Setup Time (~3–4 minutes)/Play Time (45–60 minutes)
Setup is quick, especially if you put things away properly the previous time. Everything can be set up in less than 5 minutes. The game plays relatively quickly, too, taking less than an hour. I’d put the estimate closer to 45 minutes, or even as low as 40.
Complexity (Rank 6.5)/Teach Time (8–10 minutes)
The basic mechanics behind Dice Forge are pretty simple: roll dice, collect resources, and spend those resources to build a point-generating engine. But as you introduce the different cards and dice face upgrades, it can start to get confusing. The cards only have vague symbols to explain what they do, with a more thorough explanation inside of the rulebook. Once you’re familiar with the game, these symbols work great as reminders of what the cards do, but for people new to the game, it can be a little intimidating. This also makes it take a little longer to teach than you might assume, because there’s probably going to be a delay as new players ask what each card does.

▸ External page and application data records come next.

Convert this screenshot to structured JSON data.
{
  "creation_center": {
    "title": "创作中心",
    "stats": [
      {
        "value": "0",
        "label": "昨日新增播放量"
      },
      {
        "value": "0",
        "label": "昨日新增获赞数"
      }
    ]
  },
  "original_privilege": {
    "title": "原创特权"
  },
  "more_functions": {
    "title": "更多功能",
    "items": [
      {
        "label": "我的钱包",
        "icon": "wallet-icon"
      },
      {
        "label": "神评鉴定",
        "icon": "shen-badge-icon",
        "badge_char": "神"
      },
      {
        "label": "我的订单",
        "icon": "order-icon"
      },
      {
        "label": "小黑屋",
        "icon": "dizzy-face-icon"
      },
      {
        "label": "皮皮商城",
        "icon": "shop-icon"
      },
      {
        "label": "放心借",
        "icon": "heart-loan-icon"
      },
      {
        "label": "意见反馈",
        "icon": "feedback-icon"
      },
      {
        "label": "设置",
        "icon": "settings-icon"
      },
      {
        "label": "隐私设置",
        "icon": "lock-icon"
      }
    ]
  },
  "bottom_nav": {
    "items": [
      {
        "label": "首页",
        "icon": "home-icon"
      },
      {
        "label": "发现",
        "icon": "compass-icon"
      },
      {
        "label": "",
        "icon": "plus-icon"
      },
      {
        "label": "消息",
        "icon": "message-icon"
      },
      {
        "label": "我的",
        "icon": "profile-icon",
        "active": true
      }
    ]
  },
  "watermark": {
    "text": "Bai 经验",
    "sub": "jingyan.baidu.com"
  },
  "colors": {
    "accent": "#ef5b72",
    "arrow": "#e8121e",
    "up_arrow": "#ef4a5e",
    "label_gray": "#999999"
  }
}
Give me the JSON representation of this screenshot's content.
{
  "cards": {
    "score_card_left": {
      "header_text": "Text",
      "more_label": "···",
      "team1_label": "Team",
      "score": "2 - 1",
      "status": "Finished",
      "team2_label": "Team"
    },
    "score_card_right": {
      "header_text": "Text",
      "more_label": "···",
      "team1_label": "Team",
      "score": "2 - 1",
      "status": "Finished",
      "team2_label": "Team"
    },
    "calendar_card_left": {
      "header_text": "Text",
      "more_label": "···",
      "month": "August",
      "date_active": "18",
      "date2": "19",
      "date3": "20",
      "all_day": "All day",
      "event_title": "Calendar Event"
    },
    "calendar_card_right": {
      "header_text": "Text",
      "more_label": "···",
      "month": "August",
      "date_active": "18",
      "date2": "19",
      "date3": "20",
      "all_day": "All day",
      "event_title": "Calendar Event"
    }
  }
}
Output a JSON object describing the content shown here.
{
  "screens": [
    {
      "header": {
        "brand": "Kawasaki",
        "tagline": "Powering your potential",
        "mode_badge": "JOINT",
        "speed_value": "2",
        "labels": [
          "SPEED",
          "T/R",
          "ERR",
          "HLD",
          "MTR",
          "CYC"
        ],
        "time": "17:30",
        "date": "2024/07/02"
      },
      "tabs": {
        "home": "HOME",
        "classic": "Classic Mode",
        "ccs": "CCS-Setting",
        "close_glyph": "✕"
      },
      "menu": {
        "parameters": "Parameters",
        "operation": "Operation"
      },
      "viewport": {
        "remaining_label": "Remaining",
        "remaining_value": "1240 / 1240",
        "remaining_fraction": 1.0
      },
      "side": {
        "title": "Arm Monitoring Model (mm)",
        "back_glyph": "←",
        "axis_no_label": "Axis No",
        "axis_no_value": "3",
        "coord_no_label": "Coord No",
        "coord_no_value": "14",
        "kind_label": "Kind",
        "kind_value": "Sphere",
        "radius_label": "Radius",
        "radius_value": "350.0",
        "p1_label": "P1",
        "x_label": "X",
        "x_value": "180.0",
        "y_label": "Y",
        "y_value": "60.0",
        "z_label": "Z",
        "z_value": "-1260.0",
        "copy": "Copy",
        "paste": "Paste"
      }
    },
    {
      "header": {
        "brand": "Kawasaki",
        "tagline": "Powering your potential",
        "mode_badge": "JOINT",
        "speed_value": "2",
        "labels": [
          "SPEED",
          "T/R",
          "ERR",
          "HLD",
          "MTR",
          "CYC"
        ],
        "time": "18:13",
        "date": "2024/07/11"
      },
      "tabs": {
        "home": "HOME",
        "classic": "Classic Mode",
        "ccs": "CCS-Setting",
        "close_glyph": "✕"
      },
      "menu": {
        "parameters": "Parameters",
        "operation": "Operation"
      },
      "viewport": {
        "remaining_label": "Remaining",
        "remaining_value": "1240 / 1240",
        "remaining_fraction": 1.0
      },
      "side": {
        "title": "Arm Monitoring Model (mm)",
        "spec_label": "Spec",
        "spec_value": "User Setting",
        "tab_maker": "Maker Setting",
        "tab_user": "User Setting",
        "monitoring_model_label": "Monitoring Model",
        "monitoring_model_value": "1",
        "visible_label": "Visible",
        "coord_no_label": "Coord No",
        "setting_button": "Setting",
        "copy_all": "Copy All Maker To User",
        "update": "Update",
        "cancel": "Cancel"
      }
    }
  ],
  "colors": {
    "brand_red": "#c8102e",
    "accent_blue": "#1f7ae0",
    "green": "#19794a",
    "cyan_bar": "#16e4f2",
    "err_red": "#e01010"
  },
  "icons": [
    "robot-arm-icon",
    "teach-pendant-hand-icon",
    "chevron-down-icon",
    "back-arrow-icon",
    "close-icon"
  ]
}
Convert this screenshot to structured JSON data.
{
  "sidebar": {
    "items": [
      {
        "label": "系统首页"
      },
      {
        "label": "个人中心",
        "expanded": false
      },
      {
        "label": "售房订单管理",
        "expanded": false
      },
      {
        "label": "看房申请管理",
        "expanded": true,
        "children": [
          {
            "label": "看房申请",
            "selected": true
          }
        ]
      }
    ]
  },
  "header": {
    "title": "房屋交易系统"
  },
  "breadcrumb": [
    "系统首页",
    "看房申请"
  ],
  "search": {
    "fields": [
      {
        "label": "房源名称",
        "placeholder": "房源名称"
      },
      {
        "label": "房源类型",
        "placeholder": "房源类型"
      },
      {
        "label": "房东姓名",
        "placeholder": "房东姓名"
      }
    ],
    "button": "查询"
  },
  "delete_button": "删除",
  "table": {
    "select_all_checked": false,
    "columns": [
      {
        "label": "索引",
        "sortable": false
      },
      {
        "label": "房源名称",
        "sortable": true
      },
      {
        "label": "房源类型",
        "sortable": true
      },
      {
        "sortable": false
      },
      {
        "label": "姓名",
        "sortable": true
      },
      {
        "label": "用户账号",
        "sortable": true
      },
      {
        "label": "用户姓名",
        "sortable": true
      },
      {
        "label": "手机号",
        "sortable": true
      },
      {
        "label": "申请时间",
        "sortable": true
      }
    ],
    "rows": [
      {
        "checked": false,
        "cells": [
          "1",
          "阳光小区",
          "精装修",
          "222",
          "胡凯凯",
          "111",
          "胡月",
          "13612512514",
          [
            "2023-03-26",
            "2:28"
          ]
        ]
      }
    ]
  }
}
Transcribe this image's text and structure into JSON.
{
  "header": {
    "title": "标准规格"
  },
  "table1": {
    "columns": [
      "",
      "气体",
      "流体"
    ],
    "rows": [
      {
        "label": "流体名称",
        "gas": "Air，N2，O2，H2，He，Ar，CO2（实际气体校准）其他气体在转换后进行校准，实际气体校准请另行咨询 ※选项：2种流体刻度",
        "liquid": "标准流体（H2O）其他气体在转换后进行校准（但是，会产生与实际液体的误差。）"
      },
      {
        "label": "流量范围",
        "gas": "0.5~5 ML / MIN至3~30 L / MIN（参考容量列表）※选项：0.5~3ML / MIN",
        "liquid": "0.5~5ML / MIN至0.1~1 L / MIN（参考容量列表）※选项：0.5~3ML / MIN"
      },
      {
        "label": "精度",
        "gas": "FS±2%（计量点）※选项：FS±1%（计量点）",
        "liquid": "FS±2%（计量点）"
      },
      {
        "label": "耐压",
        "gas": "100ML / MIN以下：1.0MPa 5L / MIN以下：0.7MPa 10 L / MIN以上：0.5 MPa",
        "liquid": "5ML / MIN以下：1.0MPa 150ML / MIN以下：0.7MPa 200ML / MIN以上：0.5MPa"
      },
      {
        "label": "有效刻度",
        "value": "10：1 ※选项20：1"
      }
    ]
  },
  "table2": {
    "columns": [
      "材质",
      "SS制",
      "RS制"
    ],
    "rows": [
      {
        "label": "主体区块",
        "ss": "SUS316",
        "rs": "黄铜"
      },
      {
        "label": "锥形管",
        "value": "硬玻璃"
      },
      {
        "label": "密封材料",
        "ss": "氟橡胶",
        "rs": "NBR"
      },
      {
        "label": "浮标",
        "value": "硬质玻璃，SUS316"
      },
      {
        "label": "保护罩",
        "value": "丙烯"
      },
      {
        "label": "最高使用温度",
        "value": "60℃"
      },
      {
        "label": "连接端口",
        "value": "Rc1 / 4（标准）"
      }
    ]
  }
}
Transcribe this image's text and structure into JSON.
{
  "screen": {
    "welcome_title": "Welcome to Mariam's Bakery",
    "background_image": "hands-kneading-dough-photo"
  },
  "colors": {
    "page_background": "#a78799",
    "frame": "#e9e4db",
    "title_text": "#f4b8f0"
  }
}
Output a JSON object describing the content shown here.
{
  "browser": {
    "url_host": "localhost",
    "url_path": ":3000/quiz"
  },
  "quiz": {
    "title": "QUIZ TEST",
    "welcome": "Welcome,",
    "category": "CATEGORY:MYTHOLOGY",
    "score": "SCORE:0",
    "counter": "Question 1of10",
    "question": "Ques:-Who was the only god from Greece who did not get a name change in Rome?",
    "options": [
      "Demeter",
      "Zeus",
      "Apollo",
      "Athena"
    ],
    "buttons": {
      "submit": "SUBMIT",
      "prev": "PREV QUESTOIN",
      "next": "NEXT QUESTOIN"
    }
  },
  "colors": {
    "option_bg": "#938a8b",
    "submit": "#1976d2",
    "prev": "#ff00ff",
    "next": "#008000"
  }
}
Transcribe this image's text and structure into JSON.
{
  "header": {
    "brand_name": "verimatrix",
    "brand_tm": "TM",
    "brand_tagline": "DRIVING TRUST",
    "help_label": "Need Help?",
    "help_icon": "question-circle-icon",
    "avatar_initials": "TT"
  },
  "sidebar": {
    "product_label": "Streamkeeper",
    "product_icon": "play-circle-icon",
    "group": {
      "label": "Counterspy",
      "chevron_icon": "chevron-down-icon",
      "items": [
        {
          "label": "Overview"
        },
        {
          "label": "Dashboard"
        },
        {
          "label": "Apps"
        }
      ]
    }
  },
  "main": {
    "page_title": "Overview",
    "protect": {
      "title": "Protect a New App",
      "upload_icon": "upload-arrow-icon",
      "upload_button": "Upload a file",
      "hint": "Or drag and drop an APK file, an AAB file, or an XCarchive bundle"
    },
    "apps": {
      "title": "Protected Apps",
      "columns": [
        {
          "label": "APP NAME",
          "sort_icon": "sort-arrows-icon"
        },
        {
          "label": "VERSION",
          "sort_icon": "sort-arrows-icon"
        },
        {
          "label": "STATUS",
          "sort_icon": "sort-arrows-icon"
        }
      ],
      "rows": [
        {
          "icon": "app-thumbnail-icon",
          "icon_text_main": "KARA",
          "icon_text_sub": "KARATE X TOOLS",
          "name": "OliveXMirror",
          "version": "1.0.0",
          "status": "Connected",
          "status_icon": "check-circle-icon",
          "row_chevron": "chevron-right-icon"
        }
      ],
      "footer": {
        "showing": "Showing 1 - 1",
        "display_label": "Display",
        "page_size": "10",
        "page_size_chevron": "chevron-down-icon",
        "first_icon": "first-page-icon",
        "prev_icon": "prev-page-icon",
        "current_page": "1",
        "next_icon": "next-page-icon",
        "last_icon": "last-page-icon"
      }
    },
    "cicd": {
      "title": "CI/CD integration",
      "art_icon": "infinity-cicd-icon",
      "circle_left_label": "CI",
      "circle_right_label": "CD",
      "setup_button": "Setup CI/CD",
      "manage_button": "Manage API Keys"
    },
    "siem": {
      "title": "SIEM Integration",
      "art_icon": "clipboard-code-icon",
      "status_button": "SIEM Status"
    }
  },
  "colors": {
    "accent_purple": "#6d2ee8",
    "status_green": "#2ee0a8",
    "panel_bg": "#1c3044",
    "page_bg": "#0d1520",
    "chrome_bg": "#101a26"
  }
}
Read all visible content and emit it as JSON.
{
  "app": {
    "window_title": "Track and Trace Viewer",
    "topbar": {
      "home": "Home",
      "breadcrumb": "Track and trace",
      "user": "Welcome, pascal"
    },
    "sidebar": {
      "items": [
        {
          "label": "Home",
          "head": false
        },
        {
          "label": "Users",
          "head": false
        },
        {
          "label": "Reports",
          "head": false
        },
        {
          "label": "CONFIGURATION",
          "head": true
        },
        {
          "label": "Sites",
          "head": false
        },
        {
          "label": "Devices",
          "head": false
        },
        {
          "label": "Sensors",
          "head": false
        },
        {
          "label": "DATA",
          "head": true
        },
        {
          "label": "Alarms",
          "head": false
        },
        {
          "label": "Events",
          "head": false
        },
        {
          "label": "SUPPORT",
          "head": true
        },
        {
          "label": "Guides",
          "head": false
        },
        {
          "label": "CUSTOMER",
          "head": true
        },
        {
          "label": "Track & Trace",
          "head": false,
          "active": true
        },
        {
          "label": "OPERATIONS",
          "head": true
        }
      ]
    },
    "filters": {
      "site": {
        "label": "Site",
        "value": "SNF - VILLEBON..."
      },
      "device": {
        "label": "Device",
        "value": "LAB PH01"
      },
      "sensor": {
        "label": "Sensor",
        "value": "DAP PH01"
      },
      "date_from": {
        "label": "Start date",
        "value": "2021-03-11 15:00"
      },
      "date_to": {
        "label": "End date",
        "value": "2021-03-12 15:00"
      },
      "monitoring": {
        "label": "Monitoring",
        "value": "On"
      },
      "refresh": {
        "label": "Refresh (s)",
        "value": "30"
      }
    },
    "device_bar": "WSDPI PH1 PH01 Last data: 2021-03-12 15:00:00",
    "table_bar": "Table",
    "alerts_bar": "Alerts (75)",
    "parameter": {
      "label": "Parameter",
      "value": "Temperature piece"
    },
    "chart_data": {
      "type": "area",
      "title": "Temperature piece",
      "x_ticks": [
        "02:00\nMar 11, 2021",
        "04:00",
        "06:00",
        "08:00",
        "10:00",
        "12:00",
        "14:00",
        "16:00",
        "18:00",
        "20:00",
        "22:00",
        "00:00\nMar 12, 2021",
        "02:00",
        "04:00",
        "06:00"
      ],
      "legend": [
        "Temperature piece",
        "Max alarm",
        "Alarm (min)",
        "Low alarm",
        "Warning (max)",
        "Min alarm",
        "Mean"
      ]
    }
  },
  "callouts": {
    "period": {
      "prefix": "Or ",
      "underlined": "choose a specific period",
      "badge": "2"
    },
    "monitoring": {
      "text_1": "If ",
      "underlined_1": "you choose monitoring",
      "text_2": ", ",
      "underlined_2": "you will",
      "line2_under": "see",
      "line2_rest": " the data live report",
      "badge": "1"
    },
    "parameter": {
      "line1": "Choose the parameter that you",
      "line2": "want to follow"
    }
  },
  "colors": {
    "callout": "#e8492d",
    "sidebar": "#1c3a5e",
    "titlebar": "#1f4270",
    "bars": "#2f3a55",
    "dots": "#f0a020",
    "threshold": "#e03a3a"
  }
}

The very nature of Dice Forge gives it a great amount of replayability, because the dice are naturally unpredictable. There’s no way to know what a given roll is going to show, particularly when you consider that some of the faces you can add are actually affected by what you roll on your other die, or even what other players roll. Add in the fact that the custom die faces are a limited resource—some of the more powerful ones only have a single copy available to players—and you can be pretty sure that no two plays are going to be the same.
But there’s more to it than that. The game also includes more than one option of cards to include in your game. The game has a recommended set of cards for new players to use, marked with a small, blue gem in the bottom corner of the back of the card (see the image on the right, above). But, much like in Dominion, there are additional cards that players can swap in if they want to mix things up a bit on subsequent plays.
As much as I’d like the game to be a few turns longer and wish the theme tied in more, those are really my only major complaint against Dice Forge. It’s a lot of fun to play, and it allows for strategies without being 100% certain how things are going to go. Plus, like I said, this is one of the only games I’ve found where I’ve actually gotten excited about the box insert that comes with it. It’s incredibly efficient, and the game itself is an absolute blast to play. This is definitely a game I’ll bring to the table on a regular basis.